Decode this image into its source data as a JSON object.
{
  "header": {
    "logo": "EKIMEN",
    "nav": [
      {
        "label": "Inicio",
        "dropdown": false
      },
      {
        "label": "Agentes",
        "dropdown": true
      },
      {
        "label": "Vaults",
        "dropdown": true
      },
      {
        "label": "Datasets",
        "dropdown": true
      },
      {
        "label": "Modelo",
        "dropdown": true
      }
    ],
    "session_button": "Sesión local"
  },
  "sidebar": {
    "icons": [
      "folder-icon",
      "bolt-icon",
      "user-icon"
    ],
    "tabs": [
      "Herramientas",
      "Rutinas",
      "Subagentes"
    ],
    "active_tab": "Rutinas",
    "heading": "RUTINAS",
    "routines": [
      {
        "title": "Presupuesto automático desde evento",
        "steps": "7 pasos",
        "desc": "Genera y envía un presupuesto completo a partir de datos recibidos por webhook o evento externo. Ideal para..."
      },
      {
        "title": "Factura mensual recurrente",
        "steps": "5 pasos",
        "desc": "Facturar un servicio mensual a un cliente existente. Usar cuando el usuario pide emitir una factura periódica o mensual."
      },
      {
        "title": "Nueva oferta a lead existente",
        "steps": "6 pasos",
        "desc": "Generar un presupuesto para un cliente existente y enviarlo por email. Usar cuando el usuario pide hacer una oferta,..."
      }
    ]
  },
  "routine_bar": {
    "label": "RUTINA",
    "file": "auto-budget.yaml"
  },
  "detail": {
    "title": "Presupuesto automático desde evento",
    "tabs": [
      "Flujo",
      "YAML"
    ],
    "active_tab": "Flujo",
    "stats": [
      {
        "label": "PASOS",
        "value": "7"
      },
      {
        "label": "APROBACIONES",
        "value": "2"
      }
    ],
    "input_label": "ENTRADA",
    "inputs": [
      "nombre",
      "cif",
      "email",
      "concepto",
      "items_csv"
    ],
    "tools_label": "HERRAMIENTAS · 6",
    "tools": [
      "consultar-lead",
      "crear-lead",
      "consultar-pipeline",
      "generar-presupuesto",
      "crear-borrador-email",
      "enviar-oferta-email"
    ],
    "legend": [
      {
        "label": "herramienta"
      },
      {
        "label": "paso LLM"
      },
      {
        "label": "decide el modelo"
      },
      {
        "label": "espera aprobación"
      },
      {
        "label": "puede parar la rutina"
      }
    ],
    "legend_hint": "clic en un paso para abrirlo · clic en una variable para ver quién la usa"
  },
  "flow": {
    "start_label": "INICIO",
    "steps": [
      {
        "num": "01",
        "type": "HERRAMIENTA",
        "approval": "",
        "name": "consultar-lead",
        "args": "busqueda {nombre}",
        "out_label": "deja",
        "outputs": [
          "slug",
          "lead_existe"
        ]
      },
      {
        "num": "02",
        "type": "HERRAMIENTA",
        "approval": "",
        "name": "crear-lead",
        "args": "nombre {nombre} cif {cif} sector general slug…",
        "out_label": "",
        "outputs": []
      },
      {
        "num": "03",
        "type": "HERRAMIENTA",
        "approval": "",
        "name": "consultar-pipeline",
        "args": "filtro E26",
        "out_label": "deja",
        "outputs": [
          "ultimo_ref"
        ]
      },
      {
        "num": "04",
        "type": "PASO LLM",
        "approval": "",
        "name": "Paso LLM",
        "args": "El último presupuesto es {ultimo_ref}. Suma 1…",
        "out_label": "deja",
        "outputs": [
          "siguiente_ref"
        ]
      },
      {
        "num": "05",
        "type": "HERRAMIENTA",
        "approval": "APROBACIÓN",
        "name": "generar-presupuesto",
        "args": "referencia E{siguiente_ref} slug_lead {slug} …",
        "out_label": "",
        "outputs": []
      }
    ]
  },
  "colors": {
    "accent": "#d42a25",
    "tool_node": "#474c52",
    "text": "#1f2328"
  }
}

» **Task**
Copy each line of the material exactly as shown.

» **Your solution**
Decode this image into its source data as a JSON object.
{
  "header": {
    "logo": "EKIMEN",
    "nav": [
      {
        "label": "Inicio",
        "dropdown": false
      },
      {
        "label": "Agentes",
        "dropdown": true
      },
      {
        "label": "Vaults",
        "dropdown": true
      },
      {
        "label": "Datasets",
        "dropdown": true
      },
      {
        "label": "Modelo",
        "dropdown": true
      }
    ],
    "session_button": "Sesión local"
  },
  "sidebar": {
    "icons": [
      "folder-icon",
      "bolt-icon",
      "user-icon"
    ],
    "tabs": [
      "Herramientas",
      "Rutinas",
      "Subagentes"
    ],
    "active_tab": "Rutinas",
    "heading": "RUTINAS",
    "routines": [
      {
        "title": "Presupuesto automático desde evento",
        "steps": "7 pasos",
        "desc": "Genera y envía un presupuesto completo a partir de datos recibidos por webhook o evento externo. Ideal para..."
      },
      {
        "title": "Factura mensual recurrente",
        "steps": "5 pasos",
        "desc": "Facturar un servicio mensual a un cliente existente. Usar cuando el usuario pide emitir una factura periódica o mensual."
      },
      {
        "title": "Nueva oferta a lead existente",
        "steps": "6 pasos",
        "desc": "Generar un presupuesto para un cliente existente y enviarlo por email. Usar cuando el usuario pide hacer una oferta,..."
      }
    ]
  },
  "routine_bar": {
    "label": "RUTINA",
    "file": "auto-budget.yaml"
  },
  "detail": {
    "title": "Presupuesto automático desde evento",
    "tabs": [
      "Flujo",
      "YAML"
    ],
    "active_tab": "Flujo",
    "stats": [
      {
        "label": "PASOS",
        "value": "7"
      },
      {
        "label": "APROBACIONES",
        "value": "2"
      }
    ],
    "input_label": "ENTRADA",
    "inputs": [
      "nombre",
      "cif",
      "email",
      "concepto",
      "items_csv"
    ],
    "tools_label": "HERRAMIENTAS · 6",
    "tools": [
      "consultar-lead",
      "crear-lead",
      "consultar-pipeline",
      "generar-presupuesto",
      "crear-borrador-email",
      "enviar-oferta-email"
    ],
    "legend": [
      {
        "label": "herramienta"
      },
      {
        "label": "paso LLM"
      },
      {
        "label": "decide el modelo"
      },
      {
        "label": "espera aprobación"
      },
      {
        "label": "puede parar la rutina"
      }
    ],
    "legend_hint": "clic en un paso para abrirlo · clic en una variable para ver quién la usa"
  },
  "flow": {
    "start_label": "INICIO",
    "steps": [
      {
        "num": "01",
        "type": "HERRAMIENTA",
        "approval": "",
        "name": "consultar-lead",
        "args": "busqueda {nombre}",
        "out_label": "deja",
        "outputs": [
          "slug",
          "lead_existe"
        ]
      },
      {
        "num": "02",
        "type": "HERRAMIENTA",
        "approval": "",
        "name": "crear-lead",
        "args": "nombre {nombre} cif {cif} sector general slug…",
        "out_label": "",
        "outputs": []
      },
      {
        "num": "03",
        "type": "HERRAMIENTA",
        "approval": "",
        "name": "consultar-pipeline",
        "args": "filtro E26",
        "out_label": "deja",
        "outputs": [
          "ultimo_ref"
        ]
      },
      {
        "num": "04",
        "type": "PASO LLM",
        "approval": "",
        "name": "Paso LLM",
        "args": "El último presupuesto es {ultimo_ref}. Suma 1…",
        "out_label": "deja",
        "outputs": [
          "siguiente_ref"
        ]
      },
      {
        "num": "05",
        "type": "HERRAMIENTA",
        "approval": "APROBACIÓN",
        "name": "generar-presupuesto",
        "args": "referencia E{siguiente_ref} slug_lead {slug} …",
        "out_label": "",
        "outputs": []
      }
    ]
  },
  "colors": {
    "accent": "#d42a25",
    "tool_node": "#474c52",
    "text": "#1f2328"
  }
}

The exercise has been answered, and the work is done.